LSCC ended up losing 13 cents a share for 2015, and the expectation for 2016, now that we’re halfway through the year, is that they will earn 33 cents a share in 2016… and since they lost a penny in the first quarter and are only projected to earn two cents in the June quarter when that’s reported, the earnings are indeed still expected to be back-loaded into the second half of the year. And if you go out another year into the future, those analysts are now expecting 59 cents per share of earnings from Lattice in 2017.
That’s a recipe for worry. It might work out, and the company is continuing to say optimistic things about the future and about design wins hitting later in 2016 and seasonal strength coming near the end of the year… but analyst expectations keep getting lowered and have been almost continually falling for a year and a half, and the company keeps coming in short of those expectations even after they’re lowered.
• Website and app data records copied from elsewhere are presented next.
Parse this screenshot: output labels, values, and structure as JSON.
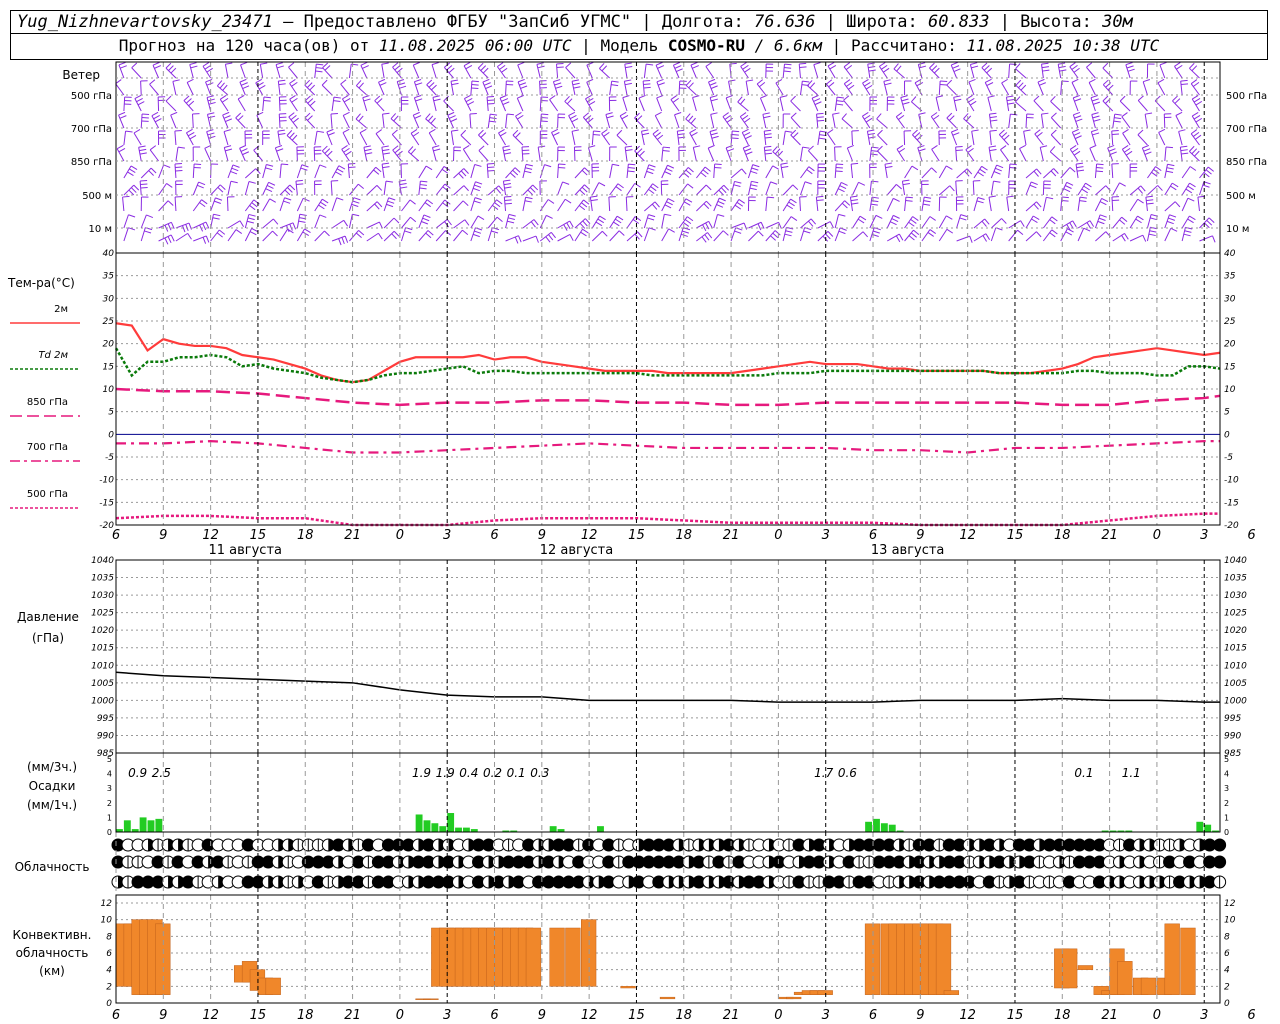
{
  "header": {
    "station": "Yug_Nizhnevartovsky_23471",
    "provider": "– Предоставлено ФГБУ \"ЗапСиб УГМС\"",
    "lon_label": "Долгота:",
    "lon": "76.636",
    "lat_label": "Широта:",
    "lat": "60.833",
    "alt_label": "Высота:",
    "alt": "30м",
    "forecast_label": "Прогноз на 120 часа(ов) от",
    "forecast_from": "11.08.2025 06:00 UTC",
    "model_label": "Модель",
    "model": "COSMO-RU",
    "model_res": "/ 6.6км",
    "computed_label": "Рассчитано:",
    "computed": "11.08.2025 10:38 UTC"
  },
  "wind_panel": {
    "title": "Ветер",
    "levels": [
      "500 гПа",
      "700 гПа",
      "850 гПа",
      "500 м",
      "10  м"
    ],
    "barb_color": "#8a2be2"
  },
  "temp_panel": {
    "title": "Тем-ра(°C)",
    "legend": [
      {
        "label": "2м",
        "color": "#ff3b3b",
        "style": "solid"
      },
      {
        "label": "Td  2м",
        "color": "#0a7a0a",
        "style": "dotted"
      },
      {
        "label": "850 гПа",
        "color": "#e6197d",
        "style": "dashed"
      },
      {
        "label": "700 гПа",
        "color": "#e6197d",
        "style": "dashdot"
      },
      {
        "label": "500 гПа",
        "color": "#e6197d",
        "style": "dotted"
      }
    ],
    "y_ticks": [
      "40",
      "35",
      "30",
      "25",
      "20",
      "15",
      "10",
      "5",
      "0",
      "-5",
      "-10",
      "-15",
      "-20"
    ],
    "x_ticks": [
      "6",
      "9",
      "12",
      "15",
      "18",
      "21",
      "0",
      "3",
      "6",
      "9",
      "12",
      "15",
      "18",
      "21",
      "0",
      "3",
      "6",
      "9",
      "12",
      "15",
      "18",
      "21",
      "0",
      "3",
      "6",
      "9",
      "12"
    ],
    "days": [
      "11 августа",
      "12 августа",
      "13 августа"
    ]
  },
  "pressure_panel": {
    "title": "Давление",
    "unit": "(гПа)",
    "y_ticks": [
      "1040",
      "1035",
      "1030",
      "1025",
      "1020",
      "1015",
      "1010",
      "1005",
      "1000",
      "995",
      "990",
      "985"
    ]
  },
  "precip_panel": {
    "unit3": "(мм/3ч.)",
    "title": "Осадки",
    "unit1": "(мм/1ч.)",
    "y_ticks": [
      "5",
      "4",
      "3",
      "2",
      "1",
      "0"
    ],
    "y_ticks_small": [
      "5",
      "4",
      "3",
      "2",
      "1",
      "0"
    ],
    "totals": [
      {
        "hour": 9,
        "text": "0.9"
      },
      {
        "hour": 12,
        "text": "2.5"
      },
      {
        "hour": 45,
        "text": "1.9"
      },
      {
        "hour": 48,
        "text": "1.9"
      },
      {
        "hour": 51,
        "text": "0.4"
      },
      {
        "hour": 54,
        "text": "0.2"
      },
      {
        "hour": 57,
        "text": "0.1"
      },
      {
        "hour": 60,
        "text": "0.3"
      },
      {
        "hour": 96,
        "text": "1.7"
      },
      {
        "hour": 99,
        "text": "0.6"
      },
      {
        "hour": 129,
        "text": "0.1"
      },
      {
        "hour": 135,
        "text": "1.1"
      }
    ]
  },
  "cloud_panel": {
    "title": "Облачность"
  },
  "conv_panel": {
    "title1": "Конвективн.",
    "title2": "облачность",
    "unit": "(км)",
    "y_ticks": [
      "12",
      "10",
      "8",
      "6",
      "4",
      "2",
      "0"
    ]
  },
  "chart_data": [
    {
      "type": "line",
      "title": "Тем-ра(°C)",
      "x_unit": "hours from 11.08.2025 06:00 UTC",
      "ylim": [
        -20,
        40
      ],
      "series": [
        {
          "name": "2м",
          "x": [
            0,
            2,
            4,
            6,
            8,
            10,
            12,
            14,
            16,
            18,
            20,
            22,
            24,
            26,
            28,
            30,
            32,
            34,
            36,
            38,
            40,
            42,
            44,
            46,
            48,
            50,
            52,
            54,
            56,
            58,
            60,
            62,
            64,
            66,
            68,
            70,
            72,
            74,
            76,
            78,
            80,
            82,
            84,
            86,
            88,
            90,
            92,
            94,
            96,
            98,
            100,
            102,
            104,
            106,
            108,
            110,
            112,
            114,
            116,
            118,
            120,
            122,
            124,
            126,
            128,
            130,
            132,
            134,
            136,
            138,
            140
          ],
          "values": [
            24.5,
            24,
            18.5,
            21,
            20,
            19.5,
            19.5,
            19,
            17.5,
            17,
            16.5,
            15.5,
            14.5,
            13,
            12,
            11.5,
            12,
            14,
            16,
            17,
            17,
            17,
            17,
            17.5,
            16.5,
            17,
            17,
            16,
            15.5,
            15,
            14.5,
            14,
            14,
            14,
            14,
            13.5,
            13.5,
            13.5,
            13.5,
            13.5,
            14,
            14.5,
            15,
            15.5,
            16,
            15.5,
            15.5,
            15.5,
            15,
            14.5,
            14.5,
            14,
            14,
            14,
            14,
            14,
            13.5,
            13.5,
            13.5,
            14,
            14.5,
            15.5,
            17,
            17.5,
            18,
            18.5,
            19,
            18.5,
            18,
            17.5,
            18
          ]
        },
        {
          "name": "Td  2м",
          "x": [
            0,
            2,
            4,
            6,
            8,
            10,
            12,
            14,
            16,
            18,
            20,
            22,
            24,
            26,
            28,
            30,
            32,
            34,
            36,
            38,
            40,
            42,
            44,
            46,
            48,
            50,
            52,
            54,
            56,
            58,
            60,
            62,
            64,
            66,
            68,
            70,
            72,
            74,
            76,
            78,
            80,
            82,
            84,
            86,
            88,
            90,
            92,
            94,
            96,
            98,
            100,
            102,
            104,
            106,
            108,
            110,
            112,
            114,
            116,
            118,
            120,
            122,
            124,
            126,
            128,
            130,
            132,
            134,
            136,
            138,
            140
          ],
          "values": [
            19,
            13,
            16,
            16,
            17,
            17,
            17.5,
            17,
            15,
            15.5,
            14.5,
            14,
            13.5,
            12.5,
            12,
            11.5,
            12,
            13,
            13.5,
            13.5,
            14,
            14.5,
            15,
            13.5,
            14,
            14,
            13.5,
            13.5,
            13.5,
            13.5,
            13.5,
            13.5,
            13.5,
            13.5,
            13,
            13,
            13,
            13,
            13,
            13,
            13,
            13,
            13.5,
            13.5,
            13.5,
            14,
            14,
            14,
            14,
            14,
            14,
            14,
            14,
            14,
            14,
            14,
            13.5,
            13.5,
            13.5,
            13.5,
            13.5,
            14,
            14,
            13.5,
            13.5,
            13.5,
            13,
            13,
            15,
            15,
            14.5
          ]
        },
        {
          "name": "850 гПа",
          "x": [
            0,
            6,
            12,
            18,
            24,
            30,
            36,
            42,
            48,
            54,
            60,
            66,
            72,
            78,
            84,
            90,
            96,
            102,
            108,
            114,
            120,
            126,
            132,
            138,
            140
          ],
          "values": [
            10,
            9.5,
            9.5,
            9,
            8,
            7,
            6.5,
            7,
            7,
            7.5,
            7.5,
            7,
            7,
            6.5,
            6.5,
            7,
            7,
            7,
            7,
            7,
            6.5,
            6.5,
            7.5,
            8,
            8.5
          ]
        },
        {
          "name": "700 гПа",
          "x": [
            0,
            6,
            12,
            18,
            24,
            30,
            36,
            42,
            48,
            54,
            60,
            66,
            72,
            78,
            84,
            90,
            96,
            102,
            108,
            114,
            120,
            126,
            132,
            138,
            140
          ],
          "values": [
            -2,
            -2,
            -1.5,
            -2,
            -3,
            -4,
            -4,
            -3.5,
            -3,
            -2.5,
            -2,
            -2.5,
            -3,
            -3,
            -3,
            -3,
            -3.5,
            -3.5,
            -4,
            -3,
            -3,
            -2.5,
            -2,
            -1.5,
            -1.5
          ]
        },
        {
          "name": "500 гПа",
          "x": [
            0,
            6,
            12,
            18,
            24,
            30,
            36,
            42,
            48,
            54,
            60,
            66,
            72,
            78,
            84,
            90,
            96,
            102,
            108,
            114,
            120,
            126,
            132,
            138,
            140
          ],
          "values": [
            -18.5,
            -18,
            -18,
            -18.5,
            -18.5,
            -20,
            -21,
            -20,
            -19,
            -18.5,
            -18.5,
            -18.5,
            -19,
            -19.5,
            -19.5,
            -19.5,
            -19.5,
            -20,
            -20.5,
            -21,
            -20,
            -19,
            -18,
            -17.5,
            -17.5
          ]
        }
      ]
    },
    {
      "type": "line",
      "title": "Давление",
      "x_unit": "hours from 11.08.2025 06:00 UTC",
      "ylim": [
        985,
        1040
      ],
      "series": [
        {
          "name": "",
          "x": [
            0,
            6,
            12,
            18,
            24,
            30,
            36,
            42,
            48,
            54,
            60,
            66,
            72,
            78,
            84,
            90,
            96,
            102,
            108,
            114,
            120,
            126,
            132,
            138,
            140
          ],
          "values": [
            1008,
            1007,
            1006.5,
            1006,
            1005.5,
            1005,
            1003,
            1001.5,
            1001,
            1001,
            1000,
            1000,
            1000,
            1000,
            999.5,
            999.5,
            999.5,
            1000,
            1000,
            1000,
            1000.5,
            1000,
            1000,
            999.5,
            999.5
          ]
        }
      ]
    },
    {
      "type": "bar",
      "title": "Осадки",
      "x_unit": "hours from 11.08.2025 06:00 UTC",
      "ylim": [
        0,
        5
      ],
      "x": [
        1,
        2,
        3,
        4,
        5,
        6,
        39,
        40,
        41,
        42,
        43,
        44,
        45,
        46,
        50,
        51,
        56,
        57,
        62,
        96,
        97,
        98,
        99,
        100,
        126,
        127,
        128,
        129,
        138,
        139,
        140
      ],
      "values": [
        0.2,
        0.8,
        0.2,
        1,
        0.8,
        0.9,
        1.2,
        0.8,
        0.6,
        0.4,
        1.3,
        0.3,
        0.3,
        0.2,
        0.1,
        0.1,
        0.4,
        0.2,
        0.4,
        0.7,
        0.9,
        0.6,
        0.5,
        0.1,
        0.1,
        0.1,
        0.1,
        0.1,
        0.7,
        0.5,
        0.1
      ]
    },
    {
      "type": "bar",
      "title": "Конвективн. облачность",
      "x_unit": "hours from 11.08.2025 06:00 UTC",
      "ylim": [
        0,
        12
      ],
      "x": [
        1,
        2,
        3,
        4,
        5,
        6,
        16,
        17,
        18,
        19,
        20,
        39,
        40,
        41,
        42,
        43,
        44,
        45,
        46,
        47,
        48,
        49,
        50,
        51,
        52,
        53,
        56,
        58,
        60,
        65,
        70,
        85,
        86,
        87,
        88,
        89,
        90,
        96,
        98,
        99,
        100,
        101,
        102,
        103,
        104,
        105,
        106,
        120,
        121,
        123,
        125,
        126,
        127,
        128,
        130,
        131,
        133,
        134,
        136
      ],
      "values_base": [
        2,
        2,
        1,
        1,
        1,
        1,
        2.5,
        2.5,
        1.5,
        1,
        1,
        0.4,
        0.4,
        2,
        2,
        2,
        2,
        2,
        2,
        2,
        2,
        2,
        2,
        2,
        2,
        2,
        2,
        2,
        2,
        1.8,
        0.5,
        0.5,
        0.5,
        1,
        1,
        1,
        1,
        1,
        1,
        1,
        1,
        1,
        1,
        1,
        1,
        1,
        1,
        1.8,
        1.8,
        4,
        1,
        1,
        1,
        1,
        1,
        1,
        1,
        1,
        1
      ],
      "values_top": [
        9.5,
        9.5,
        10,
        10,
        10,
        9.5,
        4.5,
        5,
        4,
        3,
        3,
        0.5,
        0.5,
        9,
        9,
        9,
        9,
        9,
        9,
        9,
        9,
        9,
        9,
        9,
        9,
        9,
        9,
        9,
        10,
        2,
        0.7,
        0.7,
        0.7,
        1.3,
        1.5,
        1.5,
        1.5,
        9.5,
        9.5,
        9.5,
        9.5,
        9.5,
        9.5,
        9.5,
        9.5,
        9.5,
        1.5,
        6.5,
        6.5,
        4.5,
        2,
        1.5,
        6.5,
        5,
        3,
        3,
        3,
        9.5,
        9,
        7
      ]
    }
  ]
}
That means the stock is going to look cheap based on forward earnings estimates most of the time, but there’s no trailing PE (they lost money over the past four quarters) and the current-year PE for 2016 is on the high side (about 16) since you have to give them the benefit of the doubt and think they’ll somehow earn 30+ cents in just the final two quarters of the year.
In cases like these, to give yourself any confidence in a company that has so far really faltered, you need to dig into the company and the industry and see if you can determine whether there’s really a reason to think they’re bottoming out… is there competition in their important segments (there almost always is in semiconductors, and it’s typically brutal as margins get pressured by price cuts almost every quarter)? Are they in a high-growth segment where things might jump higher for everyone? Next-generation low-power wireless, where they seem to have a decent position in WiGig and HD Wireless chipsets, is supposedly growing… but growth hasn’t picked up as quickly as expected over the past few years, and I don’t know whehter they have any unique patents or relationships or a strong brand that might protect them from competitive pressures if growth really does materialize.
Personally, after an admittedly superficial look at the fundamentals, I don’t see a reason to bet on Lattice being a big winner — it’s possible, but I haven’t put in the time to understand whether they have a technological edge, partly because I don’t put much faith in the analysts or management after a year of “synergies” from the merger has still not generated any earnings power (one bright side? There’ve been big depreciation and “one time” restructuring charges after the acquisition of SIMG, so the cash flow has been a bit better than the earnings… not good enough, but better).
I might just be too skeptical, given the weak financials and the continual overpromising by this newsletter about LSCC shares, so perhaps you’ll see the potential that I’m not seeing. If you’ve got a different opinion, LiI’d be delighted to hear your thoughts… just use the friendly little comment box below. Thanks for reading!